Entries from a dataset of interfaces:
+++

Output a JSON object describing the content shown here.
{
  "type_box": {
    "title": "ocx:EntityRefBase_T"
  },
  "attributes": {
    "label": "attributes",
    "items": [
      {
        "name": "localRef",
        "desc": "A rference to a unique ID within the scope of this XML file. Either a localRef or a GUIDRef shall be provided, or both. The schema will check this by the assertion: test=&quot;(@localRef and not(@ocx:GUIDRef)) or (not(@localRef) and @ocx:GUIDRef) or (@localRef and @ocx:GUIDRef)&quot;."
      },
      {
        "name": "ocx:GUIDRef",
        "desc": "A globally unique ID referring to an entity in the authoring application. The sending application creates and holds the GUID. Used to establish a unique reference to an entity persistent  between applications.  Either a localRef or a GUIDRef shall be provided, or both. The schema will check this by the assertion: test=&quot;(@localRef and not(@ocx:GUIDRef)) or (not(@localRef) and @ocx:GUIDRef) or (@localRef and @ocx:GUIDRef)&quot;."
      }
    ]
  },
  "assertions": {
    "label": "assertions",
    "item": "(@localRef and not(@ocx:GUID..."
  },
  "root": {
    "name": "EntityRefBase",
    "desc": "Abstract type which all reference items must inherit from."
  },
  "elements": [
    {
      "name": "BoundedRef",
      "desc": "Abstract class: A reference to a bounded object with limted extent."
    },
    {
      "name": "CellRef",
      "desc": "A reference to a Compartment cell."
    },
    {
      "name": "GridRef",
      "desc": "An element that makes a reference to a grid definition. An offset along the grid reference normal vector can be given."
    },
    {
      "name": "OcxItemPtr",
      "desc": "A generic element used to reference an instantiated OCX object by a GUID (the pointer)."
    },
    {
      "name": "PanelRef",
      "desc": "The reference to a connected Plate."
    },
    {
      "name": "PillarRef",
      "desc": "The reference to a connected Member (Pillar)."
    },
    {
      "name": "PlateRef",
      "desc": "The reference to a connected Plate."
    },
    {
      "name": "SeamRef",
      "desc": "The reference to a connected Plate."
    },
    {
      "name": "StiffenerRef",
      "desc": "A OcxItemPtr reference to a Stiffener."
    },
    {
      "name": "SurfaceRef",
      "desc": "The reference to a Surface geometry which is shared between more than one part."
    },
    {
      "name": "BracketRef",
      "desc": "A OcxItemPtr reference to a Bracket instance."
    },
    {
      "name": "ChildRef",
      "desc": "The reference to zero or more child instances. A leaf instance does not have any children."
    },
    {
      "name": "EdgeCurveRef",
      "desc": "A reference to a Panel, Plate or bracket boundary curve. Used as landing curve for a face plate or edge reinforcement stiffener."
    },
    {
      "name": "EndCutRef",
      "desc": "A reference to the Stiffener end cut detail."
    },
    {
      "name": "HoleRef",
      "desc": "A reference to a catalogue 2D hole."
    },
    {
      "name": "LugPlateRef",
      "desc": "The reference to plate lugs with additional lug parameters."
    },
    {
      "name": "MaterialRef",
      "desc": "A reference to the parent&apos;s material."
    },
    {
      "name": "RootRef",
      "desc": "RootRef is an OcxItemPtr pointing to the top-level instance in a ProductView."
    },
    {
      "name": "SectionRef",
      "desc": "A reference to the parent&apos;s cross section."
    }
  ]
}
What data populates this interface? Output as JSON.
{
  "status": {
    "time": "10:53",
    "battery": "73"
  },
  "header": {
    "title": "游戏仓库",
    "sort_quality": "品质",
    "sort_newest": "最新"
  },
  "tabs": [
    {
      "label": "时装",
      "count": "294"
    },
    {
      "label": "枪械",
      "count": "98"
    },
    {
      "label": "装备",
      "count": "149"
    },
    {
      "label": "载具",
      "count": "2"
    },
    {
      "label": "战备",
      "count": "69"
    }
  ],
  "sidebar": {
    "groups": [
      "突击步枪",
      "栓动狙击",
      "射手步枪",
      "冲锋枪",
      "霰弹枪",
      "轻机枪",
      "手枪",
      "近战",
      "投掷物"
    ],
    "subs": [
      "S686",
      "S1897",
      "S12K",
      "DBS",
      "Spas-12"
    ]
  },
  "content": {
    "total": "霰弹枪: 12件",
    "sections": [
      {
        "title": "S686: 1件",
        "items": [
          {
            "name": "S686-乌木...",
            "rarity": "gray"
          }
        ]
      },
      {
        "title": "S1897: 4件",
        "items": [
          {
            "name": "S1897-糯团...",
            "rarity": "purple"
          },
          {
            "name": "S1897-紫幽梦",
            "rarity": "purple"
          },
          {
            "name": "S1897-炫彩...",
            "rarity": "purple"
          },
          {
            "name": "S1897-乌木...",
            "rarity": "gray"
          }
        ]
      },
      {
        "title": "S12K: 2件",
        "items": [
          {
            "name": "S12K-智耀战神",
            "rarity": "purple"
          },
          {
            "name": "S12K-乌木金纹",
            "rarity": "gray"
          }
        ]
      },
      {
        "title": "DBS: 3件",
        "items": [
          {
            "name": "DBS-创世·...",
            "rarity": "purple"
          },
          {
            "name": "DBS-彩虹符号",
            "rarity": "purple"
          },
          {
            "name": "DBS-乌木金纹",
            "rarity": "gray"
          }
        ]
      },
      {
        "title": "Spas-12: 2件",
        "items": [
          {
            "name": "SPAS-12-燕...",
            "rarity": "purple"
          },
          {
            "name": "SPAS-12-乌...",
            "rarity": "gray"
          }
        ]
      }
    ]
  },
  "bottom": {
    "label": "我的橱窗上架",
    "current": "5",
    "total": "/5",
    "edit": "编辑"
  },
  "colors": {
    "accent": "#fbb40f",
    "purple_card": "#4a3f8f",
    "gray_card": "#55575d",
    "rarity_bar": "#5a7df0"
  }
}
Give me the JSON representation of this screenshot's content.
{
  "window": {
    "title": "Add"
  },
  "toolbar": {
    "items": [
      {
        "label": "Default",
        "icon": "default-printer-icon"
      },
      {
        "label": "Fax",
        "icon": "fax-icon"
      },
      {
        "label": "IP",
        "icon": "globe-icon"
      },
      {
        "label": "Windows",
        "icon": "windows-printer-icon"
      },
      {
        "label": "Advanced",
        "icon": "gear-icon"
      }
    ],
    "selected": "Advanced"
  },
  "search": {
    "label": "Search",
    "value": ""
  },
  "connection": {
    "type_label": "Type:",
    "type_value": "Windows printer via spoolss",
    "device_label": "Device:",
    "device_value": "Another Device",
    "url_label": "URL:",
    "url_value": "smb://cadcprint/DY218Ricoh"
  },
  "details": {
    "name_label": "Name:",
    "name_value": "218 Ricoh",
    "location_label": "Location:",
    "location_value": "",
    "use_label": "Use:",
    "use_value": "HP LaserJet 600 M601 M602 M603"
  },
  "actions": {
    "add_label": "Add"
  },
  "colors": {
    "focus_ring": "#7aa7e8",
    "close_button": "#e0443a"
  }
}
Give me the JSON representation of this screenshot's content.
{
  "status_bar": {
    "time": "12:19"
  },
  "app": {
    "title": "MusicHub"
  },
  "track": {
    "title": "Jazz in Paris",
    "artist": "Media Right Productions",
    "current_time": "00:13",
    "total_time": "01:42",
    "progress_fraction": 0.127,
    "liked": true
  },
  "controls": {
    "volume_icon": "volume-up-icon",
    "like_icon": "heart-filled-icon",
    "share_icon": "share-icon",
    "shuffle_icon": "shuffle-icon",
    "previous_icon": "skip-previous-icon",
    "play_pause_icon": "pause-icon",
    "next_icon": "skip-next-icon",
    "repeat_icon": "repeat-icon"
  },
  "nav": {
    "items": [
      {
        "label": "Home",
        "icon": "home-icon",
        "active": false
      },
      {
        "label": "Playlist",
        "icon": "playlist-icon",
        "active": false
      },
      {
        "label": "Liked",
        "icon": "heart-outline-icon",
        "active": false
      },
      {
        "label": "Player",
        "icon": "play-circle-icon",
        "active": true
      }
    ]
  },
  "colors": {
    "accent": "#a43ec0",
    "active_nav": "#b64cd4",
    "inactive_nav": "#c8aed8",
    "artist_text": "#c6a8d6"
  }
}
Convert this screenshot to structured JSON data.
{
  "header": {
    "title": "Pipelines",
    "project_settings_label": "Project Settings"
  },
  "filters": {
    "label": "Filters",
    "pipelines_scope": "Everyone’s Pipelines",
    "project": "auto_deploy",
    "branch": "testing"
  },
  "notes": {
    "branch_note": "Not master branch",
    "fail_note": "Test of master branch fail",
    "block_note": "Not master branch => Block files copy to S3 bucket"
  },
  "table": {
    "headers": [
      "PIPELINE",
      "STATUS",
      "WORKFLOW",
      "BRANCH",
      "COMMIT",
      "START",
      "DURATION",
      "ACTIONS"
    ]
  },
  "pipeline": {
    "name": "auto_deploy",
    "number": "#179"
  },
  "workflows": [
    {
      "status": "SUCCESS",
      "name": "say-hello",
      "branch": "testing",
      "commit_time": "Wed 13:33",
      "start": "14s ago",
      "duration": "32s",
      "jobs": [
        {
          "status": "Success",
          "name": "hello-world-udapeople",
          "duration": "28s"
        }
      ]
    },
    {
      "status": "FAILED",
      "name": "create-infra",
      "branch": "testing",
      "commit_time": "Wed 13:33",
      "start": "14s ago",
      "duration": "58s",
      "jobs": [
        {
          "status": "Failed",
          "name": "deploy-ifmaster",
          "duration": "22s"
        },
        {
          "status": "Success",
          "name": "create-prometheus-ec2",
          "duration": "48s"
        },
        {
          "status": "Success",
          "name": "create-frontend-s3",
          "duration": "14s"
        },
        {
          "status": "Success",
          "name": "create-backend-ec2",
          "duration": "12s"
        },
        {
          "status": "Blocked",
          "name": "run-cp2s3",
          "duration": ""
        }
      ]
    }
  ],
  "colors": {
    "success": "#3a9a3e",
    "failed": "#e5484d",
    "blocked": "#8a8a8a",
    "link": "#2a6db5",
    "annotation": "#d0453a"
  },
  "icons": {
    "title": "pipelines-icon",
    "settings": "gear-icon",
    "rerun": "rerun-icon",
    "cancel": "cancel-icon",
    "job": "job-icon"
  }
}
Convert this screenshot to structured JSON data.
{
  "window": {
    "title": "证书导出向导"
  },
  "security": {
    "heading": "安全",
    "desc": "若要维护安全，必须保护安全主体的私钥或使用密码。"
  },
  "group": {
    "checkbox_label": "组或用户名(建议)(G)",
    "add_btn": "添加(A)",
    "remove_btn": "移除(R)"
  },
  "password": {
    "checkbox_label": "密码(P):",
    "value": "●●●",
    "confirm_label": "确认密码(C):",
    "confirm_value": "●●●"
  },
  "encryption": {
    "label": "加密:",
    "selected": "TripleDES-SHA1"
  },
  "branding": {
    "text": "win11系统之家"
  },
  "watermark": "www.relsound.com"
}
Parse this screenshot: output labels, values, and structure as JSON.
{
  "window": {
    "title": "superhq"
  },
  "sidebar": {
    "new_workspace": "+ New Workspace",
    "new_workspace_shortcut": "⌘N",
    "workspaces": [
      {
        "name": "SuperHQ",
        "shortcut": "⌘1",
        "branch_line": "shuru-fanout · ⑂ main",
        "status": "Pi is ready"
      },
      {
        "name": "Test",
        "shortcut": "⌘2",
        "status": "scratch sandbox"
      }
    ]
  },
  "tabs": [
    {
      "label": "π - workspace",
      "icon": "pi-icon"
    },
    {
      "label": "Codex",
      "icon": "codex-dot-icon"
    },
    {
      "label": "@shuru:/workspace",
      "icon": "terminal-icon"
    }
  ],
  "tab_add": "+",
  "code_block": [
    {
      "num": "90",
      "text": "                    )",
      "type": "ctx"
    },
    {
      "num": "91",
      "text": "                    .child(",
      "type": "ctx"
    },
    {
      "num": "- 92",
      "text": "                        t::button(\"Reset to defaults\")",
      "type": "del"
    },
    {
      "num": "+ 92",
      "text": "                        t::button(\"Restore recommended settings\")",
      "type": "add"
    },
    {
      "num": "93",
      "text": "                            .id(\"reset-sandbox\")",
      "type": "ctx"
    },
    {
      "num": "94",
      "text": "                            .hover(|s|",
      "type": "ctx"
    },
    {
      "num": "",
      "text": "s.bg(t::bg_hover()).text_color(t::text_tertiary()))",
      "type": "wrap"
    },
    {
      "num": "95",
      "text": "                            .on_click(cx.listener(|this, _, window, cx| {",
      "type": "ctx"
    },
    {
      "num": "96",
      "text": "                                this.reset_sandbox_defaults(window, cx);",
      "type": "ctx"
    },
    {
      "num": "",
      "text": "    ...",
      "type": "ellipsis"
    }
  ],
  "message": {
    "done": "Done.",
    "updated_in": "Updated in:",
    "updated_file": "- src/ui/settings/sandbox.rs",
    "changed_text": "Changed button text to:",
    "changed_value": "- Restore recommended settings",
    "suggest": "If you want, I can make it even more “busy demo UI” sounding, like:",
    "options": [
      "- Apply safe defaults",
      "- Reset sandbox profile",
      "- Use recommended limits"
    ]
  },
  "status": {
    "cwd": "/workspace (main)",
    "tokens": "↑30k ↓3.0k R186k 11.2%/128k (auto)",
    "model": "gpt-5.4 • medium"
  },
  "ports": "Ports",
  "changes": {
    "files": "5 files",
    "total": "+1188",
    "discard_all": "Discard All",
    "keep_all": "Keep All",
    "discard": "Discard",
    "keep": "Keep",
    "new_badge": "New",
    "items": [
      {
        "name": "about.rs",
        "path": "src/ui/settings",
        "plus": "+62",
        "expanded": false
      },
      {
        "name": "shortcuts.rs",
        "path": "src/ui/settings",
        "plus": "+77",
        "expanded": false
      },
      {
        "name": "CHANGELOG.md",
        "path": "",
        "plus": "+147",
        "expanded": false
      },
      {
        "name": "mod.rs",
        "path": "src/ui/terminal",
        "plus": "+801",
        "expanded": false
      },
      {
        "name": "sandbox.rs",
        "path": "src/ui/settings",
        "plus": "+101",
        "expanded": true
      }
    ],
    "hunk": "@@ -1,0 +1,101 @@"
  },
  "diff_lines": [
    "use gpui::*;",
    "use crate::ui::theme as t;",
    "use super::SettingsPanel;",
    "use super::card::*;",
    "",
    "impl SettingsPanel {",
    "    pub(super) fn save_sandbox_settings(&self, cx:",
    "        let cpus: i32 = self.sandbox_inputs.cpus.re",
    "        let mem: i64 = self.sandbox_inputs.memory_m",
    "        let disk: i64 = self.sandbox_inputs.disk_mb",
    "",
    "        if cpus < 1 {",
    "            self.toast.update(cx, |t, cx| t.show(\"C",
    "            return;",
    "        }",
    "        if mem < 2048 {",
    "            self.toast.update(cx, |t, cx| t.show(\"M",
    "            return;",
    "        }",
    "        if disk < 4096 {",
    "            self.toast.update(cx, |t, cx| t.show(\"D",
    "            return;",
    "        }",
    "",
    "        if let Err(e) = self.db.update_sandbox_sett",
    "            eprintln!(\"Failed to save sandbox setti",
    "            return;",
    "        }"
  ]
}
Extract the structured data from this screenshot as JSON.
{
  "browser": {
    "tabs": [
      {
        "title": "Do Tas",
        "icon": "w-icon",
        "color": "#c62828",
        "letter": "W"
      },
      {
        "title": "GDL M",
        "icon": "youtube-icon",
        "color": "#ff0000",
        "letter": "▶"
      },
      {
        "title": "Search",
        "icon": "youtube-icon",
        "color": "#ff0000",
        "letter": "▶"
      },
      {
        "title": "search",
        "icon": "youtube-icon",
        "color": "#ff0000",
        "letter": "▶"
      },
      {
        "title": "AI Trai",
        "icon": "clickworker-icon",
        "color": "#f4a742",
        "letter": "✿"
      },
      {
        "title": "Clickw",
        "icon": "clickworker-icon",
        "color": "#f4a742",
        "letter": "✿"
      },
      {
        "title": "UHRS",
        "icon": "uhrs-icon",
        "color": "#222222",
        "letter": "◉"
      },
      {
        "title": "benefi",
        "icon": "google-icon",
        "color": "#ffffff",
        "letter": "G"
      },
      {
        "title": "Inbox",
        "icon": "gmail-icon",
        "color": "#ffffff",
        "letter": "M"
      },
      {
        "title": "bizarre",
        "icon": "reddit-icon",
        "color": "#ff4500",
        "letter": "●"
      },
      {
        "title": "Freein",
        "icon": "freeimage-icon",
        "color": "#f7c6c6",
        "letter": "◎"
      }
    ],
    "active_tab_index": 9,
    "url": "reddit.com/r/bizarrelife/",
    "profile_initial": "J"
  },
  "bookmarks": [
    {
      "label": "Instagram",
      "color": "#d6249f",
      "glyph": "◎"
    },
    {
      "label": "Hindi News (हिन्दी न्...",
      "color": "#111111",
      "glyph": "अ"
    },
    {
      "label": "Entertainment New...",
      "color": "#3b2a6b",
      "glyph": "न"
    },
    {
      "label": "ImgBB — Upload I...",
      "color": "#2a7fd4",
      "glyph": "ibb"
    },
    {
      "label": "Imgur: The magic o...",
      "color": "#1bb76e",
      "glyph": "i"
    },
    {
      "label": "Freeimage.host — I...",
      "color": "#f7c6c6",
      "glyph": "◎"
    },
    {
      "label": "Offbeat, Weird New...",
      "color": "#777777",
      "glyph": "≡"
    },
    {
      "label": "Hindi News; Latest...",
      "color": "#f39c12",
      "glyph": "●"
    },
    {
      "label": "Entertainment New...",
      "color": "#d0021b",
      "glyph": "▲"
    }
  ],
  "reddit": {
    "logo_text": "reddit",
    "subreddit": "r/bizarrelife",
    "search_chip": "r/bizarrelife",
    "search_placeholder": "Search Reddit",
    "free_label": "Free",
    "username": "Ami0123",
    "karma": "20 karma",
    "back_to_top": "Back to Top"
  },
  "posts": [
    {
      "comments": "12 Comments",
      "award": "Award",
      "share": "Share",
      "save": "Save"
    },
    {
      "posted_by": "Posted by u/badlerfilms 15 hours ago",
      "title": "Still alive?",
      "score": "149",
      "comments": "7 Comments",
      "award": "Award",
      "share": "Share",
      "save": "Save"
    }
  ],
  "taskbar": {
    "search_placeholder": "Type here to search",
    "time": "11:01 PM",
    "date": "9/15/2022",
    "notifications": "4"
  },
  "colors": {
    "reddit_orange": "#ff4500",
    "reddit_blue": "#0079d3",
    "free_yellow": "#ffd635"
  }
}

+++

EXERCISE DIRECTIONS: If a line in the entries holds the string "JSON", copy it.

SOLUTION:
Output a JSON object describing the content shown here.
What data populates this interface? Output as JSON.
Give me the JSON representation of this screenshot's content.
Give me the JSON representation of this screenshot's content.
Convert this screenshot to structured JSON data.
Convert this screenshot to structured JSON data.
Parse this screenshot: output labels, values, and structure as JSON.
Extract the structured data from this screenshot as JSON.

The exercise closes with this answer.